▶ _Directions for this task_:
Your response should be a copy of each line in the listing below that includes the word "Name".
□ □ □
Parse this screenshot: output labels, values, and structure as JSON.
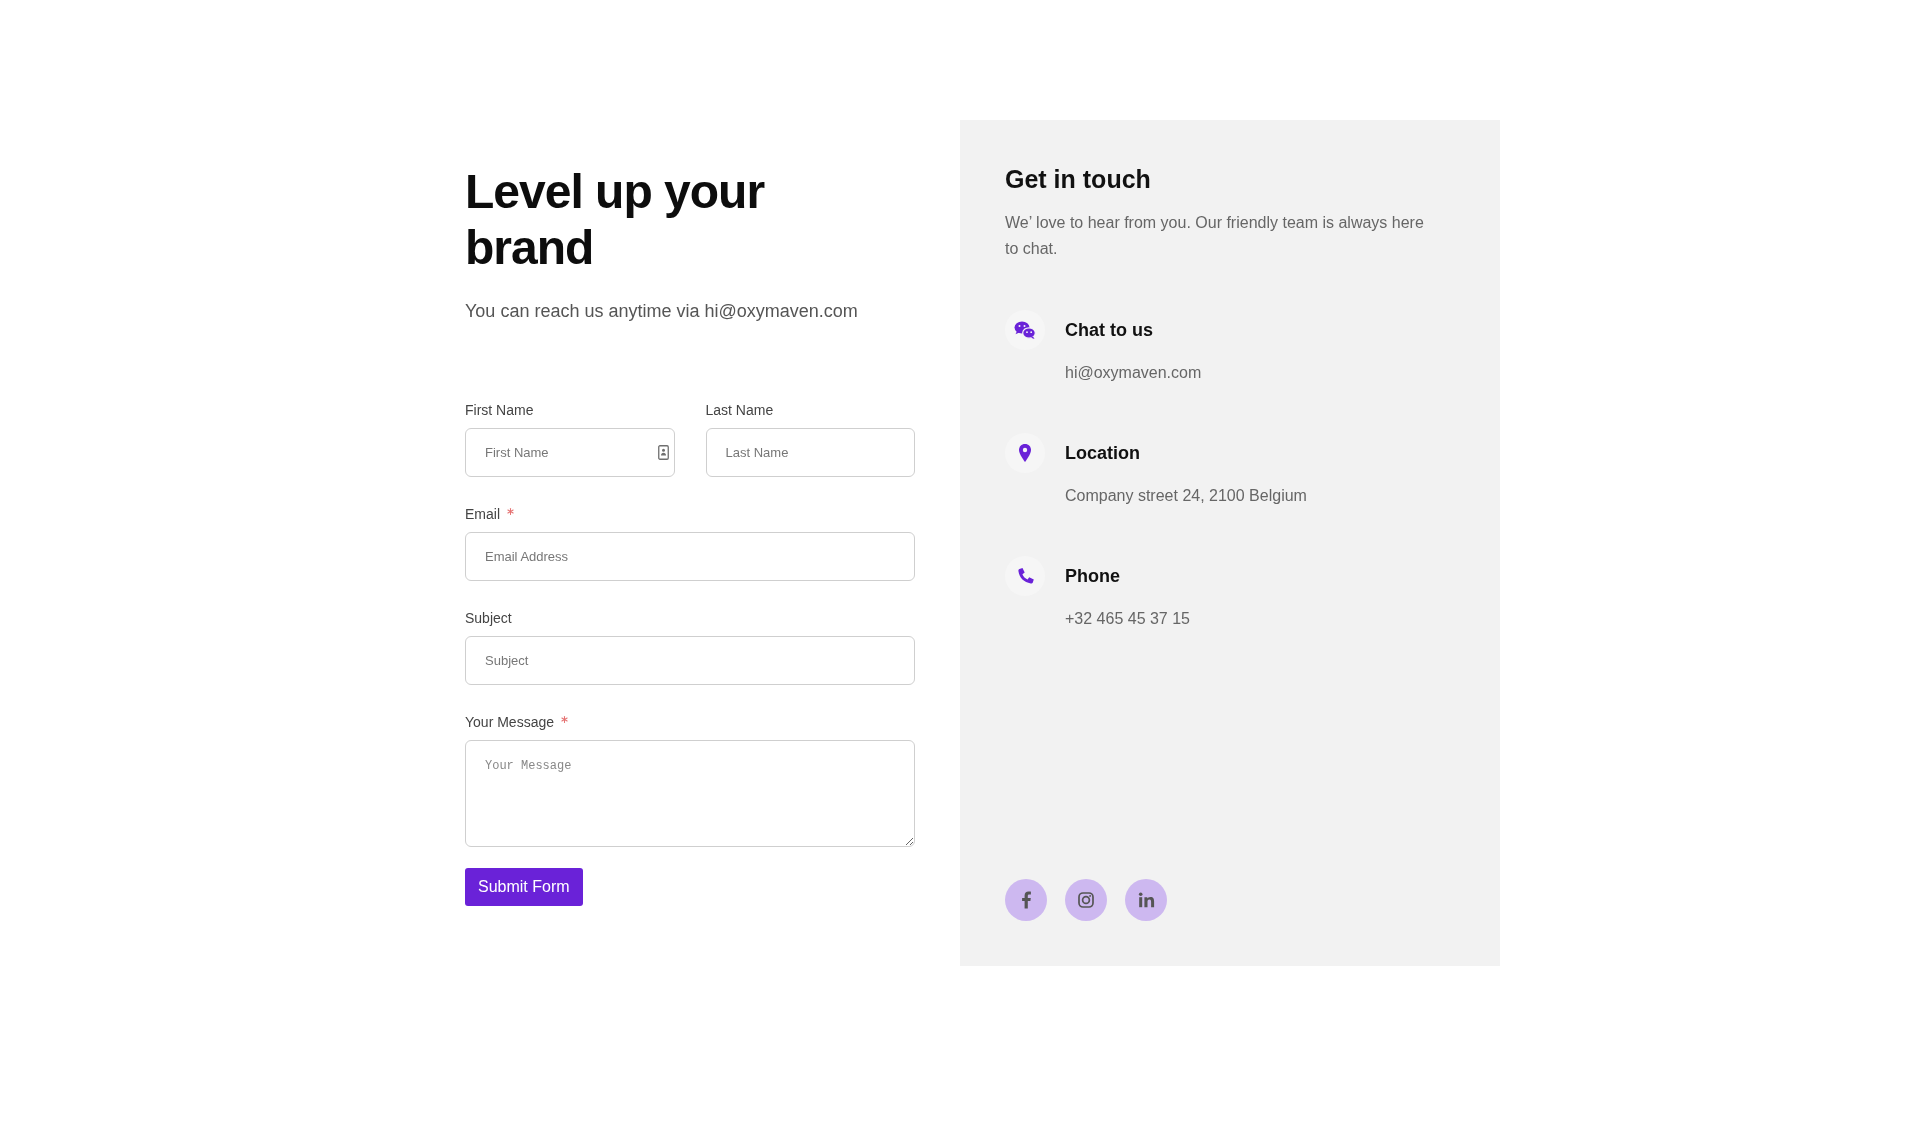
{
  "heading": "Level up your brand",
  "subtitle": "You can reach us anytime via hi@oxymaven.com",
  "form": {
    "rows": [
      {
        "fields": [
          {
            "kind": "input",
            "label": "First Name",
            "placeholder": "First Name",
            "required": false,
            "autofill": true
          },
          {
            "kind": "input",
            "label": "Last Name",
            "placeholder": "Last Name",
            "required": false,
            "autofill": false
          }
        ]
      },
      {
        "fields": [
          {
            "kind": "input",
            "label": "Email",
            "placeholder": "Email Address",
            "required": true,
            "autofill": false
          }
        ]
      },
      {
        "fields": [
          {
            "kind": "input",
            "label": "Subject",
            "placeholder": "Subject",
            "required": false,
            "autofill": false
          }
        ]
      },
      {
        "fields": [
          {
            "kind": "textarea",
            "label": "Your Message",
            "placeholder": "Your Message",
            "required": true,
            "autofill": false
          }
        ]
      }
    ],
    "submit_label": "Submit Form"
  },
  "contact_panel": {
    "title": "Get in touch",
    "description": "We’ love to hear from you. Our friendly team is always here to chat.",
    "items": [
      {
        "kind": "chat",
        "title": "Chat to us",
        "value": "hi@oxymaven.com"
      },
      {
        "kind": "location",
        "title": "Location",
        "value": "Company street 24, 2100 Belgium"
      },
      {
        "kind": "phone",
        "title": "Phone",
        "value": "+32 465 45 37 15"
      }
    ],
    "social": [
      {
        "kind": "facebook"
      },
      {
        "kind": "instagram"
      },
      {
        "kind": "linkedin"
      }
    ]
  }
}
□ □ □
▶ _Expected output_:
            "label": "First Name",
            "placeholder": "First Name",
            "label": "Last Name",
            "placeholder": "Last Name",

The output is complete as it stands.